And the prospect isn’t sitting too well with local officials there.

Via Beau Evans of the New Orleans Times-Picayune, Atlanta Mayor Keisha Lance Bottoms said while answering questions from a reporter she wanted to see “anybody other than the Saints” in the Super Bowl which is coming to her city.

After saying she didn’t have a preference who came to Atlanta for the game, she added: “As long as it’s not the Saints, I’m happy.”

“I know there’s going to be a bounty on my head for saying that,” she added.

She played it off as a joke, but if Bottoms was actually making a Gregg Williams-era reference that the Saints were injuring opponents in exchange for money and not just using the words in a generic sense, you almost have to respect her football memory enough to justify the shot.

Of course, local politicians in New Orleans had to fire back, because you can’t just have one side pandering.

New Orleans City Councilman Jay Banks, preparing a re-election bid apparently, was ready.

“I’m disappointed that she felt that way,” Banks said, “but we are still coming. And it’s not our fault that her team sucks.”

“I mean, if they could win, then they wouldn’t have this problem. At the end of the day, don’t get mad with me. Don’t hate the player, don’t hate the game, learn how to play the game better.”

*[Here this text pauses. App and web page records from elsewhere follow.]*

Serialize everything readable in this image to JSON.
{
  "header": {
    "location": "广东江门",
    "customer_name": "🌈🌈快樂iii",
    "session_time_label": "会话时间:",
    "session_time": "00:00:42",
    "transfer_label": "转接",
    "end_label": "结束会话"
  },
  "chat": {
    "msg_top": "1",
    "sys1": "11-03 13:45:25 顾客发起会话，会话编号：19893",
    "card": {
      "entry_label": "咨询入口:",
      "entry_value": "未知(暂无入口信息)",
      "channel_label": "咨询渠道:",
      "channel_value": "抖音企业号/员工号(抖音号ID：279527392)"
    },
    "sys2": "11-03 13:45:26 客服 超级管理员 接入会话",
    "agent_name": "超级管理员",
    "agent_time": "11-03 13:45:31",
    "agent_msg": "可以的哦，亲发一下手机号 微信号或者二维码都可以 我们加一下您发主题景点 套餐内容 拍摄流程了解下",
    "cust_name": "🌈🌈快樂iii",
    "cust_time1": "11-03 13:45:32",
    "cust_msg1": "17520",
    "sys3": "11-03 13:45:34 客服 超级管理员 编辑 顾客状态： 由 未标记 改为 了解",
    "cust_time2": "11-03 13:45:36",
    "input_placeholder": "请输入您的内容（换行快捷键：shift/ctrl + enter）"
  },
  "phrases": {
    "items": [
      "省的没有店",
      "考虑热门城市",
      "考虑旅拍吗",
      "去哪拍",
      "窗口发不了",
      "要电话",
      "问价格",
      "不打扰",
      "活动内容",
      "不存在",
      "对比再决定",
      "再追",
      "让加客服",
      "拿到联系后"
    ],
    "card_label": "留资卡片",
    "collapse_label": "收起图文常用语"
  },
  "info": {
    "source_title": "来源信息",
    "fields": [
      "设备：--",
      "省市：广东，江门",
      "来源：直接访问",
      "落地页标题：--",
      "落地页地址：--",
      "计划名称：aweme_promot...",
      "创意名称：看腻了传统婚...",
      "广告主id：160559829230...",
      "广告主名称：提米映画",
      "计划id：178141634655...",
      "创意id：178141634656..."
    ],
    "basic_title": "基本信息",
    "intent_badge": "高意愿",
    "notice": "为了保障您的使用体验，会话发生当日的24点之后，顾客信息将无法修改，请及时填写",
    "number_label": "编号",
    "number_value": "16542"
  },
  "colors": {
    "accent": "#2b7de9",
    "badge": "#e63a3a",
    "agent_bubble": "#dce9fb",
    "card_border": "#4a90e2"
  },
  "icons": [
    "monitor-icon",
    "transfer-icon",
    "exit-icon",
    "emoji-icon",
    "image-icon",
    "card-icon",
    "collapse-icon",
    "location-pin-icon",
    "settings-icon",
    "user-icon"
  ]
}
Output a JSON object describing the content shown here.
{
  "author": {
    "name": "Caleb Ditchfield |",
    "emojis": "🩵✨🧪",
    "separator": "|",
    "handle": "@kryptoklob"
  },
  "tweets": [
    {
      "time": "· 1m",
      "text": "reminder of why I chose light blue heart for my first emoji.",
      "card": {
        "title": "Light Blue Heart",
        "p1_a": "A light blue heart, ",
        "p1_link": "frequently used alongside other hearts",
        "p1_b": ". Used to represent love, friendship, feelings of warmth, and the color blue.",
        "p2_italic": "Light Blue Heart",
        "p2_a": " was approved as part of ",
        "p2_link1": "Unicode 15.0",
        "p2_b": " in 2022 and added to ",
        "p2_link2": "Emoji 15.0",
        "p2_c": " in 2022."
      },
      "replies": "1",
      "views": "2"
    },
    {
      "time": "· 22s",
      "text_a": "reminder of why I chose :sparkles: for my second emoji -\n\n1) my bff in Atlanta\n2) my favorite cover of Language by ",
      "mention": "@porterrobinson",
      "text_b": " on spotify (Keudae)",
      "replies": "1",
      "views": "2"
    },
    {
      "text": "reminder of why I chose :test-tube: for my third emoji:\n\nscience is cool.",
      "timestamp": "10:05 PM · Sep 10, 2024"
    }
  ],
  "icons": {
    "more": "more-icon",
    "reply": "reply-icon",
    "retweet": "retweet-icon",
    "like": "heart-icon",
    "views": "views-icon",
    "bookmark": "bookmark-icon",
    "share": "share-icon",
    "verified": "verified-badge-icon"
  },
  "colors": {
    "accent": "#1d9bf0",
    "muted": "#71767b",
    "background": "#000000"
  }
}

This is actually refreshing, because it hasn’t devolved into a corny bet between mayors of locally famous food products, and if local politicians are going to insult each other, it also makes you wonder what we’re missing with the Bears and Eagles crashing out of the playoffs so soon.